— What is expected —
Restate the entries below exactly. Images are not part of the copy.

(Beginning of Data section)

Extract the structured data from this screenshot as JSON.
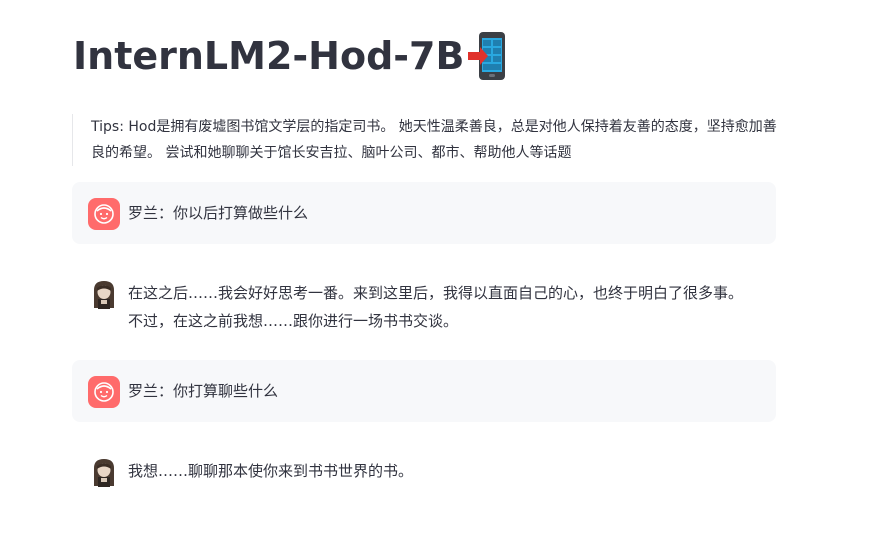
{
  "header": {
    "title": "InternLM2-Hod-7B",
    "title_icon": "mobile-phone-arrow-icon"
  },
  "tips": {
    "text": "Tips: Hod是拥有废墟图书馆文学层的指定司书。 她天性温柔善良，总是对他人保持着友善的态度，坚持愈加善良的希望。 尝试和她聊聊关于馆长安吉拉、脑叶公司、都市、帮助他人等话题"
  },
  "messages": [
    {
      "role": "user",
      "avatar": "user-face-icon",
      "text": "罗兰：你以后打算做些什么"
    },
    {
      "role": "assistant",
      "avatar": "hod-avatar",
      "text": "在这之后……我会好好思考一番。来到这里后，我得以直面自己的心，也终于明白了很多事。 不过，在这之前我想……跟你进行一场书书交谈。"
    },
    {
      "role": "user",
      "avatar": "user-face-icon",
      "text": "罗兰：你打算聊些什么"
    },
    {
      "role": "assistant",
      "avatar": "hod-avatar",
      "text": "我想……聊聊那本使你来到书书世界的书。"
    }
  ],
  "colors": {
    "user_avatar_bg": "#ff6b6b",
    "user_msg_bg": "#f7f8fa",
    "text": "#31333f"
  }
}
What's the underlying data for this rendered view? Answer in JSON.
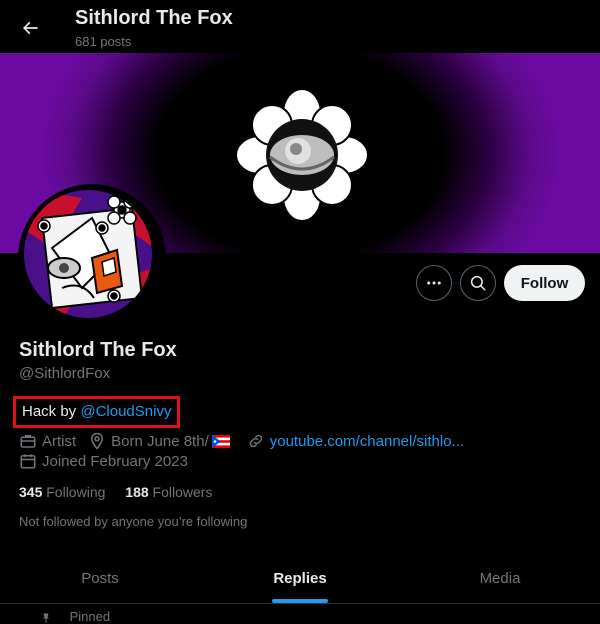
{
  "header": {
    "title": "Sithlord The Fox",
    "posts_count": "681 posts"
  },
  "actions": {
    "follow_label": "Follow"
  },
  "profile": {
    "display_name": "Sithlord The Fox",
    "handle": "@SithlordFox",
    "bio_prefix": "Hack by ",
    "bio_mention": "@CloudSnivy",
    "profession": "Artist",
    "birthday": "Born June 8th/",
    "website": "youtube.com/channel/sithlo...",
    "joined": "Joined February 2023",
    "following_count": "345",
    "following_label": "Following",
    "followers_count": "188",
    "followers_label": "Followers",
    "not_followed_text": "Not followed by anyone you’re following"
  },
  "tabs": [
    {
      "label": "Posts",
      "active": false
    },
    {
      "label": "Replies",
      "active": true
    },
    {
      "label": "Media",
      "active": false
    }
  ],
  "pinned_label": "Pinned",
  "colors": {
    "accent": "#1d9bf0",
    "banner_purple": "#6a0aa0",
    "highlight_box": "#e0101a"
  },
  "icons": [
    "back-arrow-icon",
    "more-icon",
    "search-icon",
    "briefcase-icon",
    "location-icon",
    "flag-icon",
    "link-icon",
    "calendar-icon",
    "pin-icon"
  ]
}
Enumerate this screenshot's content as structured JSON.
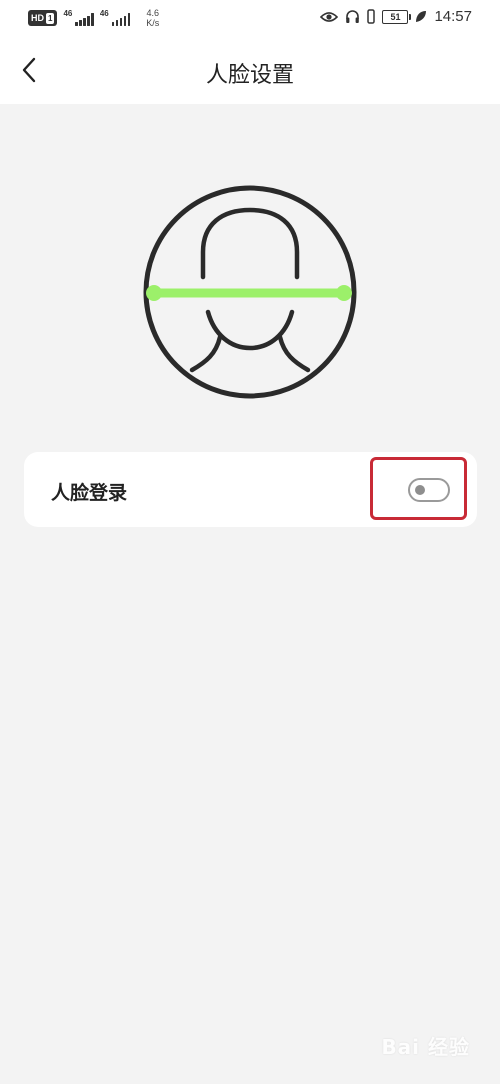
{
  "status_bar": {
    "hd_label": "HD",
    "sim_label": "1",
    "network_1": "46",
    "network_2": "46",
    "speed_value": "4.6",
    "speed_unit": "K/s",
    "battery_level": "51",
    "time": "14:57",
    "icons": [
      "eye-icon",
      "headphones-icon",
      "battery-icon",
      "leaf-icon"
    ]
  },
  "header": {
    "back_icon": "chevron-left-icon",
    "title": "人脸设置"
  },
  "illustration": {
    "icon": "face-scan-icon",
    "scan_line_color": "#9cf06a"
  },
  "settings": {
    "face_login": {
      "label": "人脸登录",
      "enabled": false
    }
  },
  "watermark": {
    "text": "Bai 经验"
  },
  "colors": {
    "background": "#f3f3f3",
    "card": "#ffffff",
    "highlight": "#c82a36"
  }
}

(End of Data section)

— Exercise answer —
Extract the structured data from this screenshot as JSON.
{
  "header": {
    "title": "InternLM2-Hod-7B",
    "title_icon": "mobile-phone-arrow-icon"
  },
  "tips": {
    "text": "Tips: Hod是拥有废墟图书馆文学层的指定司书。 她天性温柔善良，总是对他人保持着友善的态度，坚持愈加善良的希望。 尝试和她聊聊关于馆长安吉拉、脑叶公司、都市、帮助他人等话题"
  },
  "messages": [
    {
      "role": "user",
      "avatar": "user-face-icon",
      "text": "罗兰：你以后打算做些什么"
    },
    {
      "role": "assistant",
      "avatar": "hod-avatar",
      "text": "在这之后……我会好好思考一番。来到这里后，我得以直面自己的心，也终于明白了很多事。 不过，在这之前我想……跟你进行一场书书交谈。"
    },
    {
      "role": "user",
      "avatar": "user-face-icon",
      "text": "罗兰：你打算聊些什么"
    },
    {
      "role": "assistant",
      "avatar": "hod-avatar",
      "text": "我想……聊聊那本使你来到书书世界的书。"
    }
  ],
  "colors": {
    "user_avatar_bg": "#ff6b6b",
    "user_msg_bg": "#f7f8fa",
    "text": "#31333f"
  }
}
What's the underlying data for this rendered view? Answer in JSON.
{
  "header": {
    "title": "Sithlord The Fox",
    "posts_count": "681 posts"
  },
  "actions": {
    "follow_label": "Follow"
  },
  "profile": {
    "display_name": "Sithlord The Fox",
    "handle": "@SithlordFox",
    "bio_prefix": "Hack by ",
    "bio_mention": "@CloudSnivy",
    "profession": "Artist",
    "birthday": "Born June 8th/",
    "website": "youtube.com/channel/sithlo...",
    "joined": "Joined February 2023",
    "following_count": "345",
    "following_label": "Following",
    "followers_count": "188",
    "followers_label": "Followers",
    "not_followed_text": "Not followed by anyone you’re following"
  },
  "tabs": [
    {
      "label": "Posts",
      "active": false
    },
    {
      "label": "Replies",
      "active": true
    },
    {
      "label": "Media",
      "active": false
    }
  ],
  "pinned_label": "Pinned",
  "colors": {
    "accent": "#1d9bf0",
    "banner_purple": "#6a0aa0",
    "highlight_box": "#e0101a"
  },
  "icons": [
    "back-arrow-icon",
    "more-icon",
    "search-icon",
    "briefcase-icon",
    "location-icon",
    "flag-icon",
    "link-icon",
    "calendar-icon",
    "pin-icon"
  ]
}
Enumerate this screenshot's content as structured JSON.
{
  "status_bar": {
    "hd_label": "HD",
    "sim_label": "1",
    "network_1": "46",
    "network_2": "46",
    "speed_value": "4.6",
    "speed_unit": "K/s",
    "battery_level": "51",
    "time": "14:57",
    "icons": [
      "eye-icon",
      "headphones-icon",
      "battery-icon",
      "leaf-icon"
    ]
  },
  "header": {
    "back_icon": "chevron-left-icon",
    "title": "人脸设置"
  },
  "illustration": {
    "icon": "face-scan-icon",
    "scan_line_color": "#9cf06a"
  },
  "settings": {
    "face_login": {
      "label": "人脸登录",
      "enabled": false
    }
  },
  "watermark": {
    "text": "Bai 经验"
  },
  "colors": {
    "background": "#f3f3f3",
    "card": "#ffffff",
    "highlight": "#c82a36"
  }
}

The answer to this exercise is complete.